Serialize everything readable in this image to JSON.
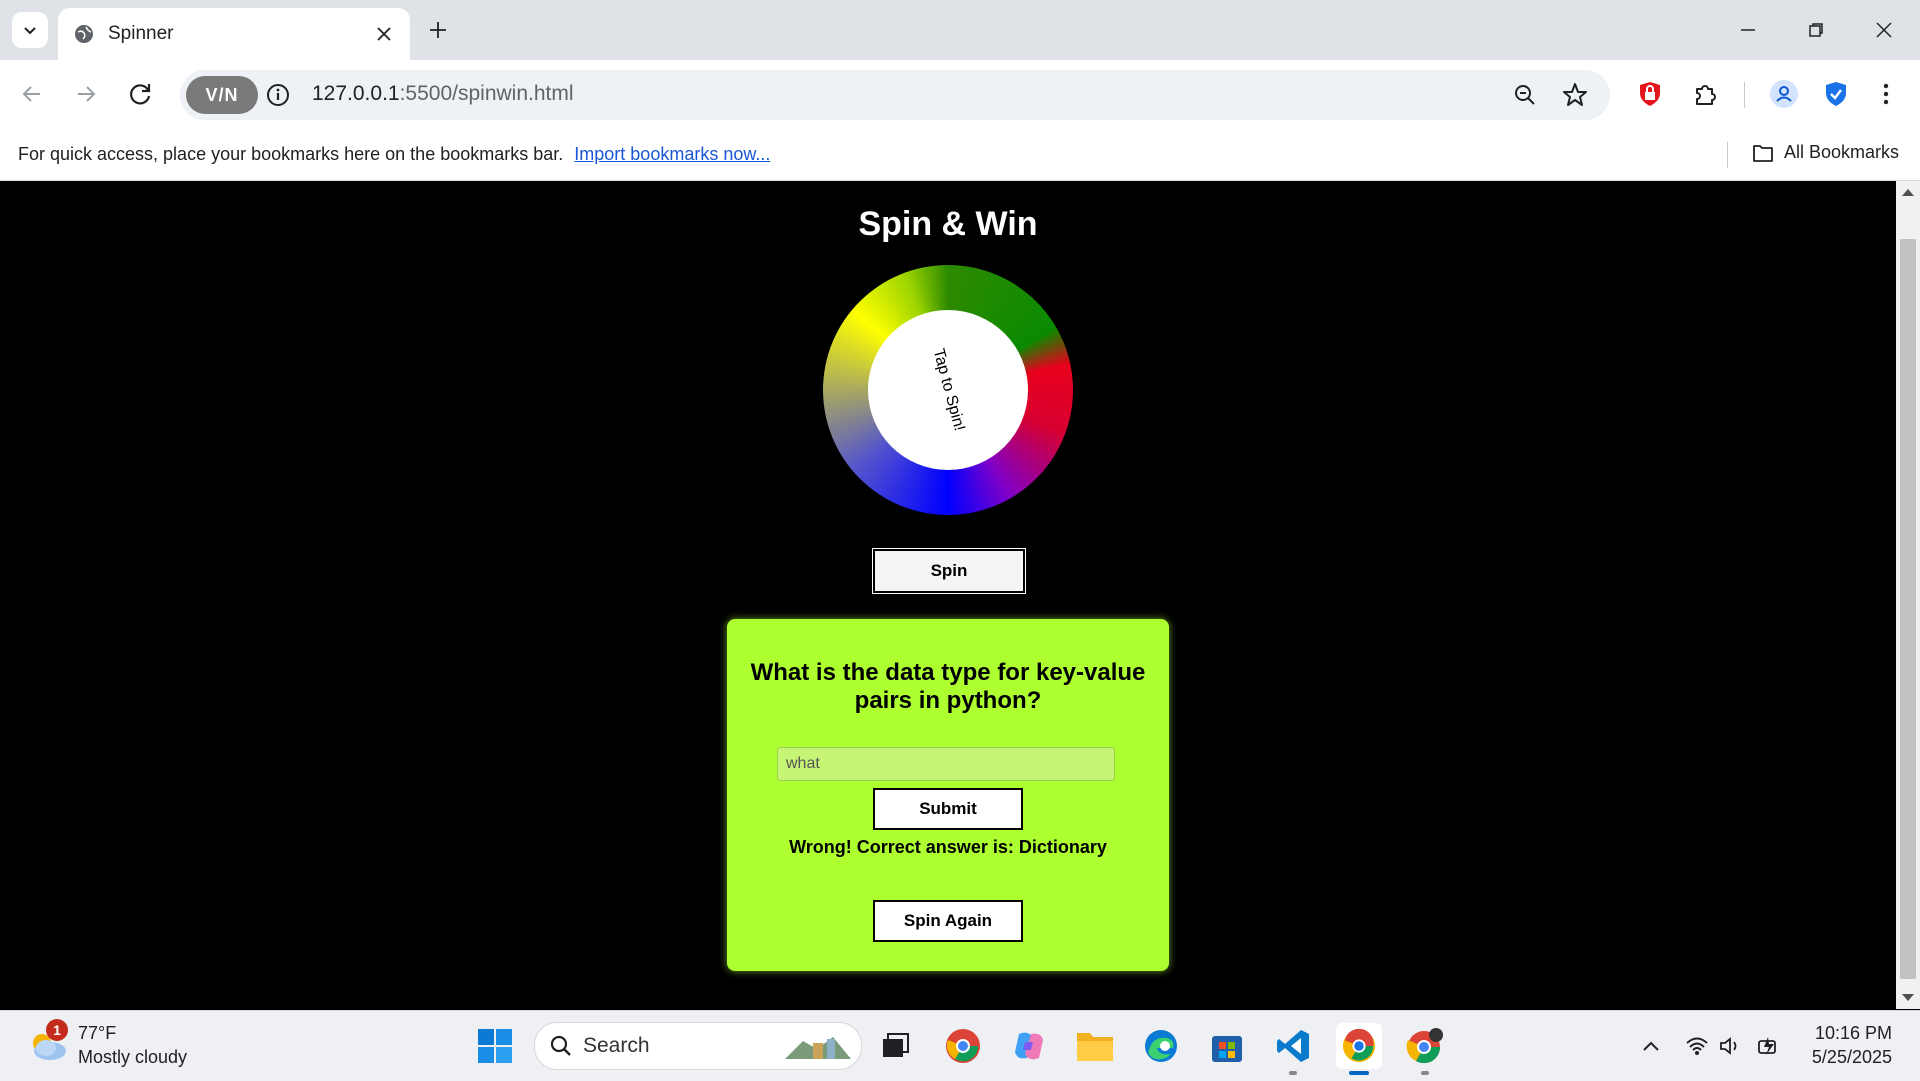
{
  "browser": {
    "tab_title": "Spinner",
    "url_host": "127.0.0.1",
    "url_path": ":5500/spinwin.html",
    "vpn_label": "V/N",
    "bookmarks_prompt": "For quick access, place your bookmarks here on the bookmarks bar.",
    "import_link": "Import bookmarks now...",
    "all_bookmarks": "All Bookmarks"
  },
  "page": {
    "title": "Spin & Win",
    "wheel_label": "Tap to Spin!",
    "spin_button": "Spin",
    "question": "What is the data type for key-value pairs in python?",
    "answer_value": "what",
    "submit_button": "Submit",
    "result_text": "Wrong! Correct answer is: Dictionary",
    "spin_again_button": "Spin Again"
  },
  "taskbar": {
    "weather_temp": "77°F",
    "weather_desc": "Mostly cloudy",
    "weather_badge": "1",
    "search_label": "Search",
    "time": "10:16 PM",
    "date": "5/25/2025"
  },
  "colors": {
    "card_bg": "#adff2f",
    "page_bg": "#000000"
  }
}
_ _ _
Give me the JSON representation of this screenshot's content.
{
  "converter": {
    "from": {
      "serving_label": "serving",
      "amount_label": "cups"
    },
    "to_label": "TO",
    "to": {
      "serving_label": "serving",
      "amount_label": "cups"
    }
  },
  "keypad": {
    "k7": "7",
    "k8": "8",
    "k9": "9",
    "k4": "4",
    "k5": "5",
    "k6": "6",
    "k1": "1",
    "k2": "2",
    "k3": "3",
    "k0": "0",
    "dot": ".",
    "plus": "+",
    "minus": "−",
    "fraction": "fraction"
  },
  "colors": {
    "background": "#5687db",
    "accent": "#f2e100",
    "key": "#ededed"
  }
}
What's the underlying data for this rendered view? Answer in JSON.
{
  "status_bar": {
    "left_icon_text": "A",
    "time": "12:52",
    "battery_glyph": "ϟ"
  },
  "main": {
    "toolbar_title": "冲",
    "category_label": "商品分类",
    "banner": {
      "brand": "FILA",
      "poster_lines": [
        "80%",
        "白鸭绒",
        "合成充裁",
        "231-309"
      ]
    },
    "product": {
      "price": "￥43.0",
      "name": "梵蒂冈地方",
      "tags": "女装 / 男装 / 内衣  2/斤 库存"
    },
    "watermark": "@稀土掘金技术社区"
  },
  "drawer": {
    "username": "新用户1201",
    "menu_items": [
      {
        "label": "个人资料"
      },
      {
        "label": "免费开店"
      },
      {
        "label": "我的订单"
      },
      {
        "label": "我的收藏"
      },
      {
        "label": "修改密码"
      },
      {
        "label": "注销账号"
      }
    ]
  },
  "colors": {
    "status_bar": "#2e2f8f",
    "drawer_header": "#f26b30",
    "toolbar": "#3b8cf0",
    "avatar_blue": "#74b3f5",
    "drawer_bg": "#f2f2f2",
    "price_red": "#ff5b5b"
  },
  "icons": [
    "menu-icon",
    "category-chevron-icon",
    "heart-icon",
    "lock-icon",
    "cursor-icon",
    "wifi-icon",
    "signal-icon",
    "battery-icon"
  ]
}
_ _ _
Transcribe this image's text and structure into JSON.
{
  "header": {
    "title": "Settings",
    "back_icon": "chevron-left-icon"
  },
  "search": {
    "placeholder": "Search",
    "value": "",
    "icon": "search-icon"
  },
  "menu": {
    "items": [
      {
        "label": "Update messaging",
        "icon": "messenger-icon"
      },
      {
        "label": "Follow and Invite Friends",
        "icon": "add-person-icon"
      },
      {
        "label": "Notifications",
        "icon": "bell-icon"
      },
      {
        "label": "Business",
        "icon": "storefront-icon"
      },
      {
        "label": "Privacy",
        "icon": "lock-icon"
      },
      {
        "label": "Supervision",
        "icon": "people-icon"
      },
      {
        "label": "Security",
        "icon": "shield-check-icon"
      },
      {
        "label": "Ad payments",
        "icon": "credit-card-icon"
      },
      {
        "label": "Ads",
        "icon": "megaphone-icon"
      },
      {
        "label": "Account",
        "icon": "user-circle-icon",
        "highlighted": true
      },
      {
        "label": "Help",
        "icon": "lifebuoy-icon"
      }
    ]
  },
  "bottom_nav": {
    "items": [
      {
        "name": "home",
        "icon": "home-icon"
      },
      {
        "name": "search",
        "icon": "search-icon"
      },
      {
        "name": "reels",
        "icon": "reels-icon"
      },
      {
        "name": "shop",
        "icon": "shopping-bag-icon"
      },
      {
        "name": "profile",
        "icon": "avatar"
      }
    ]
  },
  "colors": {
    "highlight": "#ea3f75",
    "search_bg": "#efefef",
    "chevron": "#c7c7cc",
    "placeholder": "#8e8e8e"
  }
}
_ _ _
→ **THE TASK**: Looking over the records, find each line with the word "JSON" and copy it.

→ **SOLUTION TO THE PROBLEM**:
Serialize everything readable in this image to JSON.
Give me the JSON representation of this screenshot's content.
What's the underlying data for this rendered view? Answer in JSON.
Transcribe this image's text and structure into JSON.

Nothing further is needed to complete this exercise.